1. What is an annuity?
An annuity is a sum of money that is being paid out as a means to supply income where it cannot be attained through steady work. This money is usually the result of either an investment, beneficiary payment, or legal settlement. Beneficiary payments are often the result of an inheritance that was left to be paid in additional to a life insurance policy. The legal settlement is one where a responsible party is legally bonded to pay a set sum of money to another. This is usually the result of an accident where personal damages or losses occur. Other annuities include those designed for retirement and lottery winnings.
2. How is the annuity paid?
As the name implies, the money paid is broken down into annual payments. These payments are then divided yet again into monthly or quarterly installments. This is done to provide regular income to the beneficiary. Payment is usually done via check from a financial company that manages the annuity payments. These checks can be in the form of direct deposit as well. The amount of the payment is usually the dividend from the annuity that is paid out equally throughout the life of the annuity itself.
3. Are annuity payments taxable?
Current tax laws state that any annuities paid as income are taxable. The payment authority will give the beneficiary a 1099-R form to include in the taxes to be filed. Since taxes are not collected upon disbursement of payments, they will need to be included when taxes are filed for the year.
4. Are contributions to an annuity subject to taxes?
Unlike payments received, any contributions put towards an annuity are not considered income and are not taxed.
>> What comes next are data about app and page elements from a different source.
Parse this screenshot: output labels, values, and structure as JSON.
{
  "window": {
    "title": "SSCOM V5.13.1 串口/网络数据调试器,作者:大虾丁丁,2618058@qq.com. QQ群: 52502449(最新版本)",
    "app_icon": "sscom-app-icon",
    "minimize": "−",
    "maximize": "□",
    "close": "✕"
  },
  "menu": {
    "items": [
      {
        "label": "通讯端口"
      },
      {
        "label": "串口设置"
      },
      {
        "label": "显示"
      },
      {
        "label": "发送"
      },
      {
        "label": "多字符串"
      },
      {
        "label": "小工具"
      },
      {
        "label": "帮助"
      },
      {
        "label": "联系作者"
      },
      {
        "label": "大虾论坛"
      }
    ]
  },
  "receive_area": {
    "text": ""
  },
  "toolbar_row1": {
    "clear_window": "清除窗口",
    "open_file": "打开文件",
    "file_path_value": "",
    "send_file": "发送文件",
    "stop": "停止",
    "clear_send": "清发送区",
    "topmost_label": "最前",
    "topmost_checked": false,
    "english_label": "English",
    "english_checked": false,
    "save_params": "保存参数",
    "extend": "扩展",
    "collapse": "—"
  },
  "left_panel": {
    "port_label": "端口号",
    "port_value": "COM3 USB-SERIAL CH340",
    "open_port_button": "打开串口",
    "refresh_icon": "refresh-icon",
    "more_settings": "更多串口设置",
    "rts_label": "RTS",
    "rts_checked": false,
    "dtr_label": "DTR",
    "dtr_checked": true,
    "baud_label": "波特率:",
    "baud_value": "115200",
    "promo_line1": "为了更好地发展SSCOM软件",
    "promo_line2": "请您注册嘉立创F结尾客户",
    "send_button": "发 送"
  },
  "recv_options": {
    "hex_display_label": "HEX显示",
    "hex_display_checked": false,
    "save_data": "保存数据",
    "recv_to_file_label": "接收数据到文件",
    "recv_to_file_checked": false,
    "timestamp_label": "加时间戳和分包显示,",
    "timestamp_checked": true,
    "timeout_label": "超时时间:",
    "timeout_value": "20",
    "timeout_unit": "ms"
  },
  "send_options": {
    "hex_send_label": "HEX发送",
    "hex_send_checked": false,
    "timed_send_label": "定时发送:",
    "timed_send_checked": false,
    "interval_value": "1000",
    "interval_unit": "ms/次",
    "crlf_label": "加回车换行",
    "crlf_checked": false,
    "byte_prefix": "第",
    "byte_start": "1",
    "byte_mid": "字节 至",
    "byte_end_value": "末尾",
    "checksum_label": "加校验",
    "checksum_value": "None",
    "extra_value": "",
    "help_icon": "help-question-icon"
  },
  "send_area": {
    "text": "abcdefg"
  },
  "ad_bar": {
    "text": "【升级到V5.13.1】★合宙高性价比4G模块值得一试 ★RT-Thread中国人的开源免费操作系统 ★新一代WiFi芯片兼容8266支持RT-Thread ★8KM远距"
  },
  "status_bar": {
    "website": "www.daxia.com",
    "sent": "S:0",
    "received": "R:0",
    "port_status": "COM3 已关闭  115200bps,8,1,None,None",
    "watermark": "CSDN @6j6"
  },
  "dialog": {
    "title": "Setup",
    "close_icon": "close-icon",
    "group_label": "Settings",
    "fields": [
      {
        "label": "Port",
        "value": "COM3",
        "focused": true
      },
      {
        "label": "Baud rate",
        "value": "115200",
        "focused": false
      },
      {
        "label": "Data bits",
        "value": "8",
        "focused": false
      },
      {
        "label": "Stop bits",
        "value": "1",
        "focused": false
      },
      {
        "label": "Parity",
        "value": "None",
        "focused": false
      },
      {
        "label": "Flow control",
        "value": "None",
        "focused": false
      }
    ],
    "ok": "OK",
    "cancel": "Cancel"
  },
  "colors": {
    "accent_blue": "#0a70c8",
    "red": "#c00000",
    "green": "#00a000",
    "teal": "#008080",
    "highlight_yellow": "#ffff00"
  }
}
Doing so would result in an overpayment of taxes.
5. As the recipient of an annuity how can I receive the total of the remaining annuity in one lump sum?
Some cancellation fees and administration costs may be imposed but you should receive a check with the remainder of your annuity providing that remainder is part of the principal paid into it. Keep in mind that this counts as income and is directly taxable. There are legal parameters involved with an annuity. Seeking the assistance of a financial annuity company that can assist in receiving the remaining amount of your annuity is advised.
6. How is a life insurance policy different from an annuity?
Life insurance polices are designed to be executed upon your death. An annuity is designed to be claimed as a means for steady income upon retirement.
7. What is the difference between an annuity and a 401k?
There are similarities between the two but the differences are also vast. Generally speaking, a 401k is a bond that is backed by publicly traded stocks. This makes the 401k potentially vulnerable to economic decline. The positive recourse is that a 401k can be withdrawn for the amount of the principal investment. Annuities are savings contracts that are often penalized if broken. The benefit of an annuity is that they are not backed by the market but by the personal money directly invested.
8. Is an annuity sound advice for investment?
The short answer is yes. Saving annuities work much like high powered savings accounts. They are risk and maintenance free. Unlike other investment types, most annuities are not dependent on current economic market trends. The compiled interest earned is a set amount that is upfront and unchanging. This allows the investor to redeem the benefits of the annuity when they deem fit. Penalties for early withdrawal on these types of annuities are minimal and allow for flexibility.
9. Who should consider investing in an annuity?
This is up to the investor to decide. Anyone who is wanting to build reliable income for retirement should consider investing in an annuity. Those who have been granted a lump sum of money either through inheritance or lottery many want to consider an annuity as a form of steady income.
10. What happens to my annuity payments should I die in duration of the payment?
This depends on the type of annuity and the legal arrangements made upon your death. Generally speaking, annuities can be passed on to beneficiaries and payments will be made just as they were to you. In most cases, beneficiaries are declared upon the establishment of the annuity and enforced using a last will and testament.